- _Exercise prompt_
Every line holding the string "your" should be copied from the listing.

- _Dataset excerpts_

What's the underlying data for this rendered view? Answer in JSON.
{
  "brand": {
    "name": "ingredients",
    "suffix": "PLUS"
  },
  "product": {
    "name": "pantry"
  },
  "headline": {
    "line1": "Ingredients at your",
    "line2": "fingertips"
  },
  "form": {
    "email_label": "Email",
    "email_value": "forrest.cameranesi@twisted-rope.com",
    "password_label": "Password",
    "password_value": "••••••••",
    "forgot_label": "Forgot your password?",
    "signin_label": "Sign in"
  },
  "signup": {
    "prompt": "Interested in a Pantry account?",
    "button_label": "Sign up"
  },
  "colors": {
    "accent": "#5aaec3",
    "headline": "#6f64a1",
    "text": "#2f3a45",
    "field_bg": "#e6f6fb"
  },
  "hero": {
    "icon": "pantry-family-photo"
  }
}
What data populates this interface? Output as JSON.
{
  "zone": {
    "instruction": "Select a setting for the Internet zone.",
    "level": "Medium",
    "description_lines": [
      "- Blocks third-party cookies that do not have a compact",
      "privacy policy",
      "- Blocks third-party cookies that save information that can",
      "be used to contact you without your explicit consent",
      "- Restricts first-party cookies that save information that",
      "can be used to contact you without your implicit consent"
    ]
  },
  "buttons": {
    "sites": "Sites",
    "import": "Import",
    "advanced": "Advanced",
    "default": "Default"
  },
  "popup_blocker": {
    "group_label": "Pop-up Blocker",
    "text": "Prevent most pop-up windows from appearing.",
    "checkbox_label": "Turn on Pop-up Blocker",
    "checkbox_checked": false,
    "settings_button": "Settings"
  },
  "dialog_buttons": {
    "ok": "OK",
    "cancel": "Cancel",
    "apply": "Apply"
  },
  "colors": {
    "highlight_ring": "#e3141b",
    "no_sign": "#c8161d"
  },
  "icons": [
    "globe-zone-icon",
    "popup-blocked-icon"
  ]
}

- _Response area_
    "line1": "Ingredients at your",
    "forgot_label": "Forgot your password?",
      "be used to contact you without your explicit consent",
      "can be used to contact you without your implicit consent"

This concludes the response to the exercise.